“At the turn of the century, my father lived in the poorest neighborhood in Colorado,” Dydell said, more than willing to share his story.

 “My grandfather had lost the use of his arm and lost his job as a result. There was no welfare at the time and he couldn’t get another job,” he said.

“The Salvation Army came to the rescue and saved them from starving.”

Years later, Dydell’s father had done well for himself as a chief engineer of the Pacific Telephone and Telegraph Company, and on his death left $100,000 to the Salvation Army.

“I still have the papers to prove it,” Dydell said proudly.

The tough economy has the Salvation Army thinking creatively to drum up donations.

In addition to bell ringers and red kettles at shops around town, the Santa Maria chapter recently got a credit card machine.

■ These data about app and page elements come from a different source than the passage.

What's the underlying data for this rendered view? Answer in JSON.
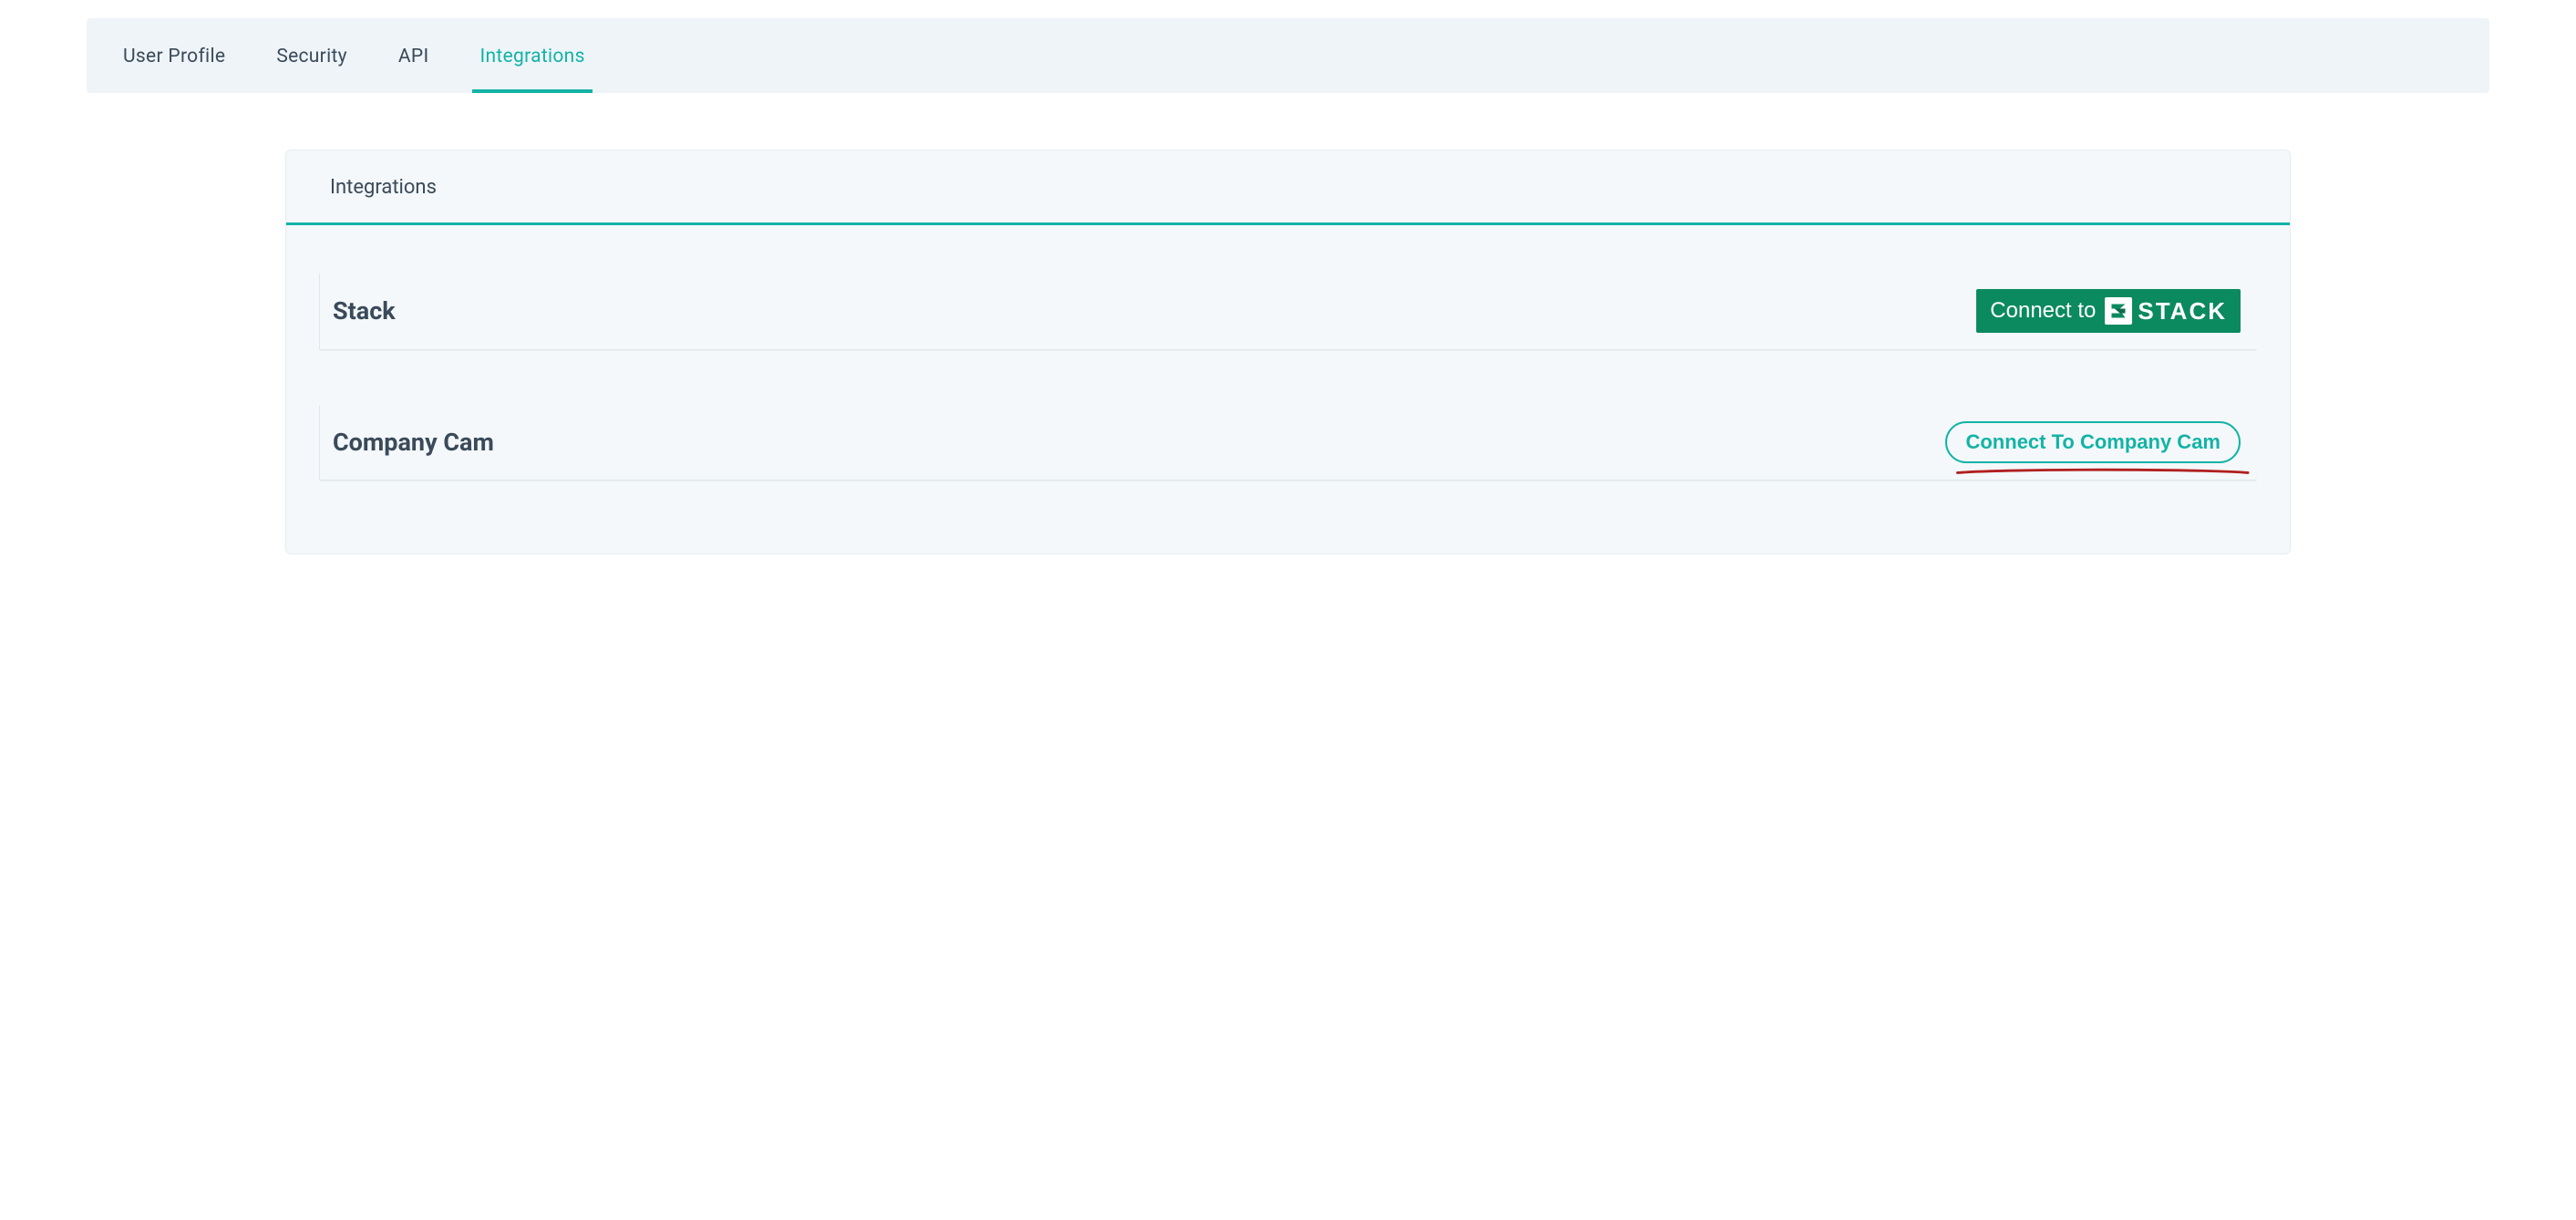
{
  "tabs": {
    "items": [
      {
        "label": "User Profile",
        "active": false
      },
      {
        "label": "Security",
        "active": false
      },
      {
        "label": "API",
        "active": false
      },
      {
        "label": "Integrations",
        "active": true
      }
    ]
  },
  "card": {
    "header": "Integrations",
    "integrations": [
      {
        "title": "Stack",
        "connectPrefix": "Connect to",
        "logoWord": "STACK"
      },
      {
        "title": "Company Cam",
        "connectLabel": "Connect To Company Cam"
      }
    ]
  },
  "colors": {
    "accent": "#13b3a6",
    "stackGreen": "#0b8a5f",
    "highlightRed": "#b11f1f"
  }
}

Shoppers who never have cash now have no excuse not to donate. In East Coast towns, where the new credit program began, donations increased 20 percent, Louangamath said.

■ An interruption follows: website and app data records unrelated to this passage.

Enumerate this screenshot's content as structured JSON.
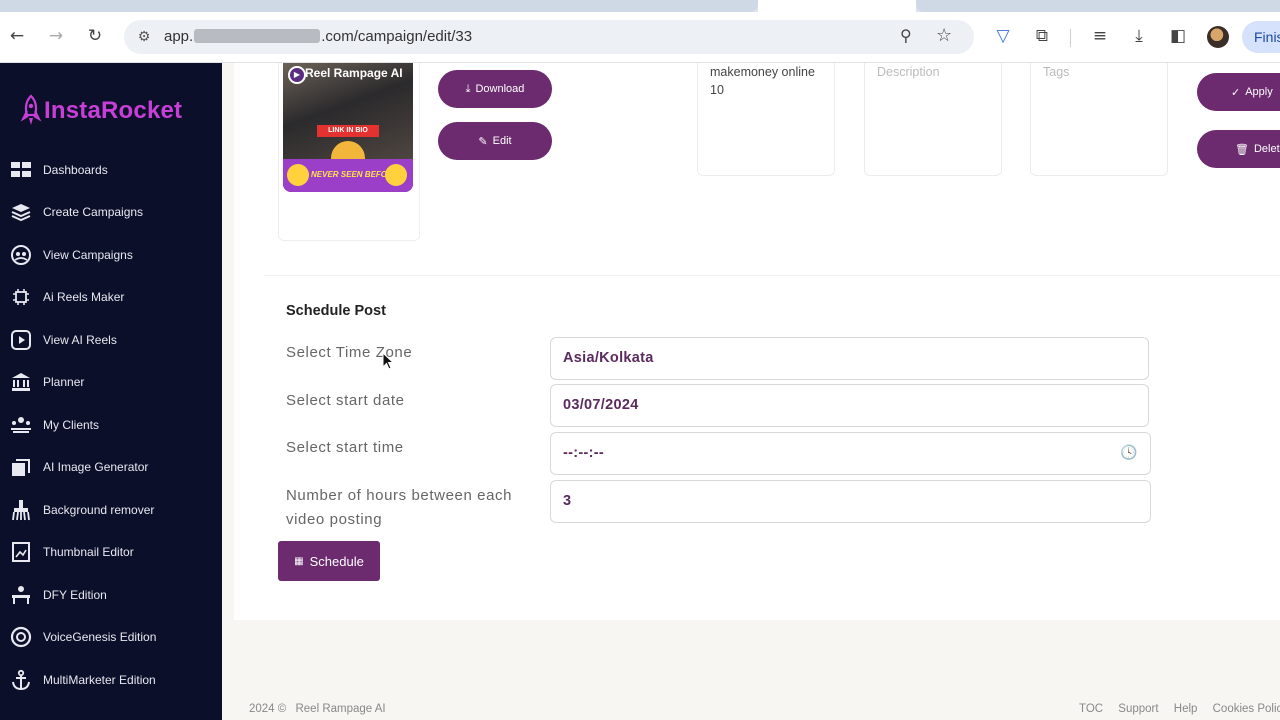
{
  "browser": {
    "url_prefix": "app.",
    "url_suffix": ".com/campaign/edit/33",
    "profile_button": "Finis"
  },
  "sidebar": {
    "brand": "InstaRocket",
    "items": [
      {
        "label": "Dashboards",
        "icon": "grid-icon"
      },
      {
        "label": "Create Campaigns",
        "icon": "layers-icon"
      },
      {
        "label": "View Campaigns",
        "icon": "users-circle-icon"
      },
      {
        "label": "Ai Reels Maker",
        "icon": "ai-chip-icon"
      },
      {
        "label": "View AI Reels",
        "icon": "play-square-icon"
      },
      {
        "label": "Planner",
        "icon": "bank-icon"
      },
      {
        "label": "My Clients",
        "icon": "clients-icon"
      },
      {
        "label": "AI Image Generator",
        "icon": "images-icon"
      },
      {
        "label": "Background remover",
        "icon": "brush-icon"
      },
      {
        "label": "Thumbnail Editor",
        "icon": "thumbnail-icon"
      },
      {
        "label": "DFY Edition",
        "icon": "desk-icon"
      },
      {
        "label": "VoiceGenesis Edition",
        "icon": "voice-icon"
      },
      {
        "label": "MultiMarketer Edition",
        "icon": "anchor-icon"
      }
    ]
  },
  "reel": {
    "thumb_title": "Reel Rampage AI",
    "thumb_link_text": "LINK IN BIO",
    "thumb_banner": "NEVER SEEN BEFORE",
    "download_label": "Download",
    "edit_label": "Edit",
    "caption": "makemoney online 10",
    "description_placeholder": "Description",
    "tags_placeholder": "Tags",
    "apply_label": "Apply",
    "delete_label": "Delet"
  },
  "schedule": {
    "title": "Schedule Post",
    "timezone_label": "Select Time Zone",
    "timezone_value": "Asia/Kolkata",
    "start_date_label": "Select start date",
    "start_date_value": "03/07/2024",
    "start_time_label": "Select start time",
    "start_time_value": "--:--:--",
    "hours_label": "Number of hours between each video posting",
    "hours_value": "3",
    "button_label": "Schedule"
  },
  "footer": {
    "copyright": "2024 ©",
    "brand": "Reel Rampage AI",
    "links": [
      "TOC",
      "Support",
      "Help",
      "Cookies Polic"
    ]
  },
  "colors": {
    "sidebar_bg": "#0b0f2a",
    "brand": "#c83fd8",
    "accent": "#6b2b6e"
  }
}
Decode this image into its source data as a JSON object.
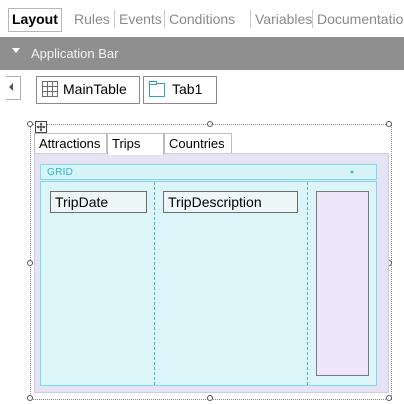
{
  "editor_tabs": [
    "Layout",
    "Rules",
    "Events",
    "Conditions",
    "Variables",
    "Documentation"
  ],
  "app_bar": {
    "label": "Application Bar"
  },
  "breadcrumbs": [
    {
      "label": "MainTable",
      "icon": "table-grid-icon"
    },
    {
      "label": "Tab1",
      "icon": "tab-icon"
    }
  ],
  "form": {
    "tabs": [
      "Attractions",
      "Trips",
      "Countries"
    ],
    "selected_tab": "Trips",
    "grid": {
      "label": "GRID",
      "columns": [
        "TripDate",
        "TripDescription"
      ]
    }
  },
  "colors": {
    "app_bar": "#8f8f8f",
    "tab_panel": "#e6e3f4",
    "grid_fill": "#dcf5f8",
    "grid_border": "#7fd9e6",
    "grid_label": "#2cb8c8"
  }
}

That would be a welcome increase locally, where donations are lagging.

In Santa Maria, all those pennies, nickels and dimes are adding up to about $1,000 less per day than in previous years, and Lompoc saw donations drop from $12,000 in 2007 to $10,000 in 2008.

All the funds collected in the Red Kettle Campaign are used locally to support Salvation Army programs and people in need.

In 2006, Santa Maria donations added up to $60,000. Residents gave even more in 2007 and 2008, $70,000 and $75,000 respectively, according to Louangamath.

“With the way the economy was in 2008, people were even more generous and gave more to help, but this year, more people are coming to the Salvation Army for help,” Louangamath said, adding that he anticipated a decrease in overall donations this season.

For those donors who want to do more than drop some change into the red buckets, the Salvation Army has come up with “cyber kettles.”

People can go online to and start their own red kettle, where co-workers, friends and family members can donate to the charitable organization.